Not surprisingly, the search did not result in any secret formula. But Kozma did find one all on his own over his two years at WCC. He says the recipe was a dash of maturity on his part and the heaping scoops of knowledge and confidence piled on him by WCC faculty, counselors and advisers.
“Two years ago, I was a college dropout who hadn’t had an A in a class this decade,” the 27-year-old said. “Now I’ve completed 66 credits with nothing lower than an A. I’m a double major in Economics and Math Science at the University of Michigan, and two years from now, if everything goes as planned, I’ll be applying to Ivy League doctoral programs. That is really insane if you think about where I started, and WCC is a big part of the reason for it.”
Where he started was a self-described mediocre student who graduated from Chelsea High School with a 2.6 GPA in 2008, followed by one regrettable year at a small four-year college, where he rarely went to class and essentially flunked out.
From there, Kozma enlisted in the U.S. Army, where he was an infantryman and sniper who served tours in Afghanistan, Kuwait and the Arabian Peninsula. Upon discharge, he remained in Colorado – he was stationed at Fort Carson, near Colorado Springs – and sold cars for a year before moving back to Michigan with his wife to be closer to family.
Back in Chelsea, he worked as a security guard and delivered pizza. He also spent a lot of time slumped on his parents’ couch, cloaked in self-doubt, pondering his future.
“Here I am, an Army veteran who had done a half Ironman and I’m still questioning myself. ‘Is this who I am?’ You start to perceive yourself differently,” Kozma said. “Eventually you think, ‘Maybe this is my lot in life.
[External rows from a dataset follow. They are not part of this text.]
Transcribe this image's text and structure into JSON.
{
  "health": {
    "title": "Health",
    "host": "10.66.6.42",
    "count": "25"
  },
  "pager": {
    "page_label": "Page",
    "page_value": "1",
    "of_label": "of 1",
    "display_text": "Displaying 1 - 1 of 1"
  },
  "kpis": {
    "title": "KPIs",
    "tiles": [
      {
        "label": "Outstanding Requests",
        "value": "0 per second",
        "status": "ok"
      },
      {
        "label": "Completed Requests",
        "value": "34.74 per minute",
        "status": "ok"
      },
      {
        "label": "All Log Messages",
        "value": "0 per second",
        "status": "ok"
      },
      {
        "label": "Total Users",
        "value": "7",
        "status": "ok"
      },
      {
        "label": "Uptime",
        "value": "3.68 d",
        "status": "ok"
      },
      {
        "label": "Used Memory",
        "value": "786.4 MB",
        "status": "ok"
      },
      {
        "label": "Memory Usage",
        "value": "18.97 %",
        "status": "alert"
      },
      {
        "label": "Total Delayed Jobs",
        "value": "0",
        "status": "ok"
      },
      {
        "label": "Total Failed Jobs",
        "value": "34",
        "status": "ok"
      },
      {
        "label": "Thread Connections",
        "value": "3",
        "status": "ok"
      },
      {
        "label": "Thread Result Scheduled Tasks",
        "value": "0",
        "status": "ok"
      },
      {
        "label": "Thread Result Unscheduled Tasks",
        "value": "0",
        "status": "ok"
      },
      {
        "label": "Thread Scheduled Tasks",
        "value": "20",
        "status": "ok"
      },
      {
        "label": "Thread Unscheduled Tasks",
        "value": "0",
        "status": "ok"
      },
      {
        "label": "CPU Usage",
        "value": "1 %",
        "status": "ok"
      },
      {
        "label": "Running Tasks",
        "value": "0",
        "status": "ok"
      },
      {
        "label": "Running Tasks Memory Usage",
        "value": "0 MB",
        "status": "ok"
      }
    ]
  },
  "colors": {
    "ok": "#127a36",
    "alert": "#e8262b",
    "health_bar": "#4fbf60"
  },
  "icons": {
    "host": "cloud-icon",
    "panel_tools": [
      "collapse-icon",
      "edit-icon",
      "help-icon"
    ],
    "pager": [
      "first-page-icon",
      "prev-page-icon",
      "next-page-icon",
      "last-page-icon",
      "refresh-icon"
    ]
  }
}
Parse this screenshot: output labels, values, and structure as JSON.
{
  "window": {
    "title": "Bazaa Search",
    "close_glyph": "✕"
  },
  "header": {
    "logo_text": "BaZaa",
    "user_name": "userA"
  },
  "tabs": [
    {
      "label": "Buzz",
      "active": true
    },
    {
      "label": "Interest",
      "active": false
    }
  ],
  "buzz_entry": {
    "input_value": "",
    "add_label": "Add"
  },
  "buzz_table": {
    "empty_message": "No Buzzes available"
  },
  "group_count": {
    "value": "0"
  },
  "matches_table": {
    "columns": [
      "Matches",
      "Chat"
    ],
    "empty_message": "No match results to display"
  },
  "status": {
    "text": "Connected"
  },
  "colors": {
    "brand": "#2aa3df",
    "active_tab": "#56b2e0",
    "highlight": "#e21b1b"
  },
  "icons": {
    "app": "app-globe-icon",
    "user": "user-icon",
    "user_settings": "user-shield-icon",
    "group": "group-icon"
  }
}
Maybe I don’t have the ambition to go any further.’ But with a little encouragement, everything starts changing.”
Everything did change when Kozma enrolled in general education courses in preparation to apply to the Police Academy at WCC, which requires a minimum of 45 college credits. He was a good infantryman who reacted well in high-stress situations – “for a 20-year-old adrenaline junky, there’s no better fix,” he says – so the Police Academy seemed like a logical next step.
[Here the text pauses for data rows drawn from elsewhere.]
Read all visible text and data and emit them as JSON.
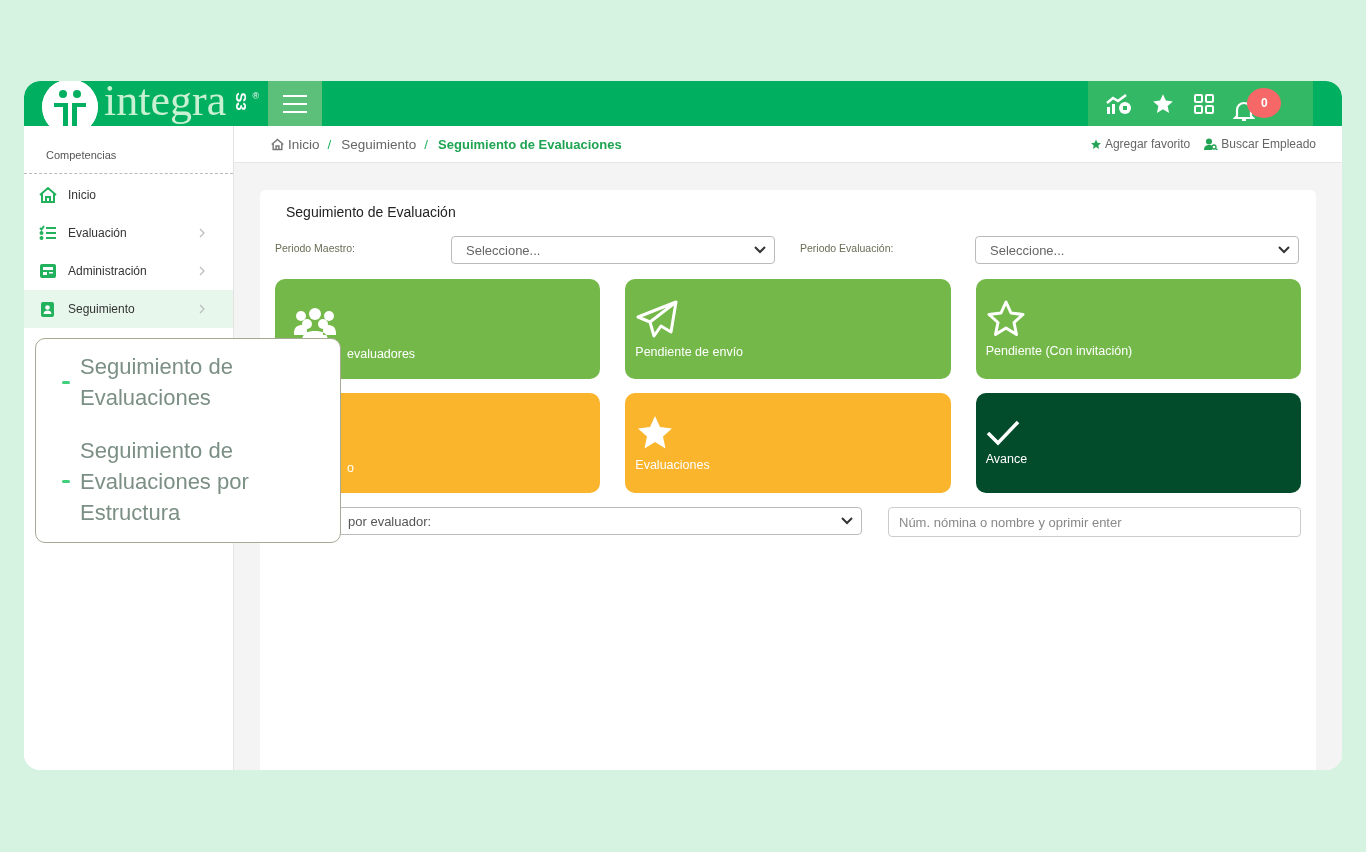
{
  "logo": {
    "word": "integra",
    "suffix": "S3",
    "mark": "®"
  },
  "header": {
    "notifications": "0"
  },
  "sidebar": {
    "section": "Competencias",
    "items": [
      {
        "label": "Inicio",
        "kind": "home",
        "has_children": false,
        "selected": false
      },
      {
        "label": "Evaluación",
        "kind": "checklist",
        "has_children": true,
        "selected": false
      },
      {
        "label": "Administración",
        "kind": "news",
        "has_children": true,
        "selected": false
      },
      {
        "label": "Seguimiento",
        "kind": "contact",
        "has_children": true,
        "selected": true
      }
    ]
  },
  "submenu": {
    "items": [
      "Seguimiento de Evaluaciones",
      "Seguimiento de Evaluaciones por Estructura"
    ]
  },
  "breadcrumb": {
    "items": [
      {
        "label": "Inicio",
        "current": false
      },
      {
        "label": "Seguimiento",
        "current": false
      },
      {
        "label": "Seguimiento de Evaluaciones",
        "current": true
      }
    ],
    "separator": "/"
  },
  "actions": [
    "Agregar favorito",
    "Buscar Empleado"
  ],
  "card": {
    "title": "Seguimiento de Evaluación",
    "filters": [
      {
        "label": "Periodo Maestro:",
        "value": "Seleccione..."
      },
      {
        "label": "Periodo Evaluación:",
        "value": "Seleccione..."
      }
    ],
    "tiles": [
      {
        "label": "evaluadores",
        "kind": "people",
        "color": "#74b84a"
      },
      {
        "label": "Pendiente de envío",
        "kind": "send",
        "color": "#74b84a"
      },
      {
        "label": "Pendiente (Con invitación)",
        "kind": "star-outline",
        "color": "#74b84a"
      },
      {
        "label": "o",
        "kind": "hidden",
        "color": "#fab52d"
      },
      {
        "label": "Evaluaciones",
        "kind": "star",
        "color": "#fab52d"
      },
      {
        "label": "Avance",
        "kind": "check",
        "color": "#024c2c"
      }
    ],
    "evaluator_filter": {
      "value": "por evaluador:"
    },
    "search": {
      "placeholder": "Núm. nómina o nombre y oprimir enter"
    }
  }
}
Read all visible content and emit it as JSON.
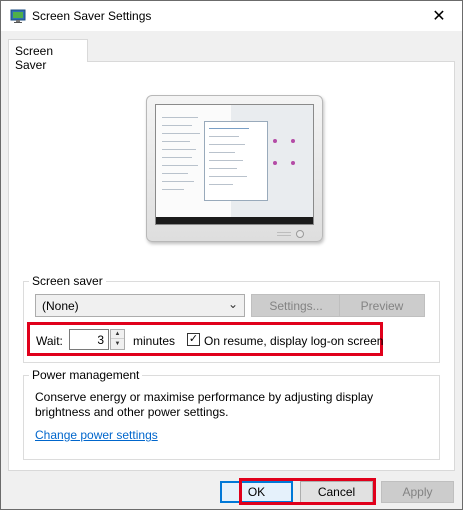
{
  "window": {
    "title": "Screen Saver Settings",
    "close_glyph": "✕"
  },
  "tabs": [
    {
      "label": "Screen Saver"
    }
  ],
  "screen_saver": {
    "group_label": "Screen saver",
    "selected": "(None)",
    "settings_label": "Settings...",
    "preview_label": "Preview",
    "wait_label": "Wait:",
    "wait_value": "3",
    "minutes_label": "minutes",
    "resume_label": "On resume, display log-on screen",
    "resume_checked": true
  },
  "power": {
    "group_label": "Power management",
    "description_line1": "Conserve energy or maximise performance by adjusting display",
    "description_line2": "brightness and other power settings.",
    "link_label": "Change power settings"
  },
  "buttons": {
    "ok": "OK",
    "cancel": "Cancel",
    "apply": "Apply"
  },
  "colors": {
    "highlight": "#e0001b",
    "link": "#0066cc",
    "accent": "#0078d7"
  }
}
Kozma never got around to applying to the Police Academy. Not because of more failure. Because of unprecedented success. He finished that first semester with a 4.0 GPA and a whole new world of possibilities ahead of him.
That heavy weight of self-doubt Kozma had experienced before enrolling at WCC seemed to be lifting at every turn. There was a Calculus instructor, Alan Orrick, who convinced Kozma he would excel if he put in the work. He was right. There was the student advisor, Alexandra McCracken, who assured him being accepted to Michigan wasn’t a pipe dream despite that disastrous first attempt at a four-year institution. She was right. There was the Psychology instructor, Dr. Cassandra George Sturges, who first planted the seed in Kozma that there’s no reason a community college student shouldn’t be aiming for a doctorate degree. She was right, too.
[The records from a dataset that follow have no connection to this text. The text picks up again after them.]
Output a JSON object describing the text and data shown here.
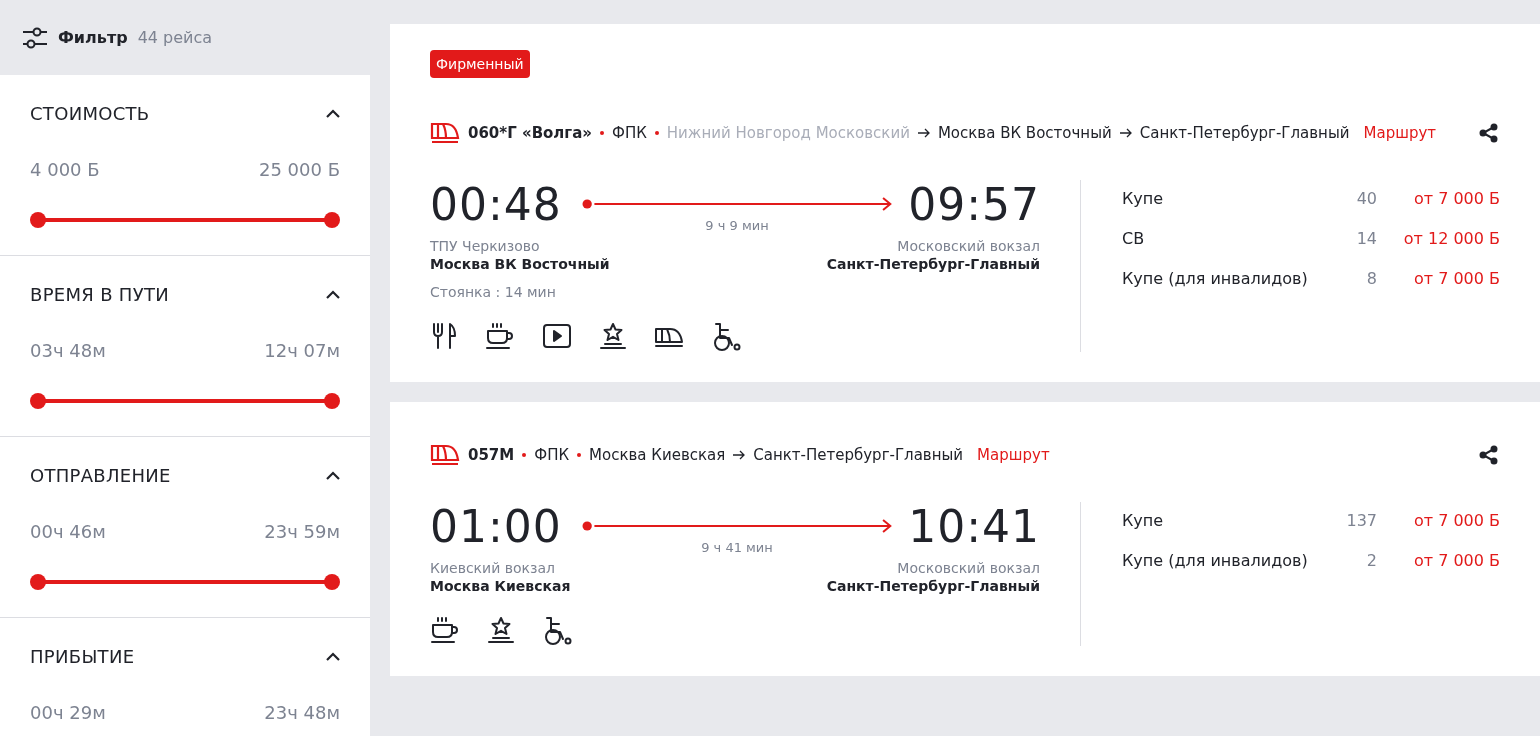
{
  "filter": {
    "title": "Фильтр",
    "count": "44 рейса"
  },
  "sections": [
    {
      "title": "СТОИМОСТЬ",
      "expanded": true,
      "min": "4 000 Б",
      "max": "25 000 Б",
      "thumbs": [
        {
          "level": 0
        },
        {
          "level": 1
        }
      ]
    },
    {
      "title": "ВРЕМЯ В ПУТИ",
      "expanded": true,
      "min": "03ч 48м",
      "max": "12ч 07м",
      "thumbs": [
        {
          "level": 0
        },
        {
          "level": 1
        }
      ]
    },
    {
      "title": "ОТПРАВЛЕНИЕ",
      "expanded": true,
      "min": "00ч 46м",
      "max": "23ч 59м",
      "thumbs": [
        {
          "level": 0
        },
        {
          "level": 1
        }
      ]
    },
    {
      "title": "ПРИБЫТИЕ",
      "expanded": true,
      "min": "00ч 29м",
      "max": "23ч 48м"
    }
  ],
  "trains": [
    {
      "badge": "Фирменный",
      "number": "060*Г «Волга»",
      "carrier": "ФПК",
      "stops": [
        {
          "name": "Нижний Новгород Московский",
          "passed": true
        },
        {
          "name": "Москва ВК Восточный",
          "passed": false
        },
        {
          "name": "Санкт-Петербург-Главный",
          "passed": false
        }
      ],
      "route_link": "Маршрут",
      "depart": {
        "time": "00:48",
        "station": "ТПУ Черкизово",
        "city": "Москва ВК Восточный"
      },
      "duration": "9 ч 9 мин",
      "arrive": {
        "time": "09:57",
        "station": "Московский вокзал",
        "city": "Санкт-Петербург-Главный"
      },
      "stop_note": "Стоянка : 14 мин",
      "amenities": [
        {
          "kind": "food"
        },
        {
          "kind": "coffee"
        },
        {
          "kind": "video"
        },
        {
          "kind": "star"
        },
        {
          "kind": "train"
        },
        {
          "kind": "wheelchair"
        }
      ],
      "fares": [
        {
          "class": "Купе",
          "seats": "40",
          "price": "от 7 000 Б"
        },
        {
          "class": "СВ",
          "seats": "14",
          "price": "от 12 000 Б"
        },
        {
          "class": "Купе (для инвалидов)",
          "seats": "8",
          "price": "от 7 000 Б"
        }
      ]
    },
    {
      "number": "057М",
      "carrier": "ФПК",
      "stops": [
        {
          "name": "Москва Киевская",
          "passed": false
        },
        {
          "name": "Санкт-Петербург-Главный",
          "passed": false
        }
      ],
      "route_link": "Маршрут",
      "depart": {
        "time": "01:00",
        "station": "Киевский вокзал",
        "city": "Москва Киевская"
      },
      "duration": "9 ч 41 мин",
      "arrive": {
        "time": "10:41",
        "station": "Московский вокзал",
        "city": "Санкт-Петербург-Главный"
      },
      "amenities": [
        {
          "kind": "coffee"
        },
        {
          "kind": "star"
        },
        {
          "kind": "wheelchair"
        }
      ],
      "fares": [
        {
          "class": "Купе",
          "seats": "137",
          "price": "от 7 000 Б"
        },
        {
          "class": "Купе (для инвалидов)",
          "seats": "2",
          "price": "от 7 000 Б"
        }
      ]
    }
  ]
}
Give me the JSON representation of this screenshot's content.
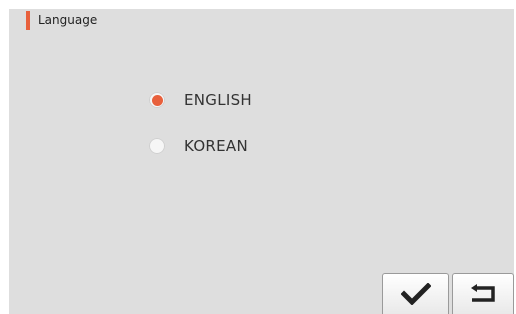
{
  "header": {
    "title": "Language",
    "accent_color": "#e8603c"
  },
  "options": [
    {
      "label": "ENGLISH",
      "selected": true
    },
    {
      "label": "KOREAN",
      "selected": false
    }
  ],
  "buttons": {
    "confirm": {
      "icon": "checkmark-icon"
    },
    "back": {
      "icon": "return-arrow-icon"
    }
  }
}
“I think a lot of people at WCC doubt themselves, just like I did in so many ways,” Kozma said. “But the teachers do believe in you, and that can make all the difference.”
This past summer was Kozma’s final semester at WCC. He was putting in 40-hour weeks with the Undergraduate Research Opportunity Program at U-M, crunching data coming out of the Israel-Palestine conflict. At the orientation for the program, organizers suggested the student employees should not also take summer classes.
Kozma did, anyway. “I’m a little cocky at times,” he admits. He enrolled in a demanding Calculus 3 class and completed his clean-sweep. He finished a 66-credit transfer guide specifically prepared for WCC students headed to U-M’s College of Literature, Science, and the Arts without ever receiving anything lower than a 4.0 GPA.
Oh, and to fill his barely-existent free time over the summer, Kozma also worked part-time in a bike shop and trained for an Ironman competition.
Talking to Kozma during the precious few weeks between the end of that grueling summer schedule and the beginning of classes at U-M on September 4, he had a very different attitude than two years earlier on the eve of starting at WCC. There was no Googling of tips for success this time around. This Michael Kozma was calm and confident.
“I ended up at WCC through some happenstance, and it was the exact right time and place in my life,” he said. “I know I won’t be the smartest person in the classroom at Michigan, but I know I’ve done more work than any of them. I can outwork all of them.”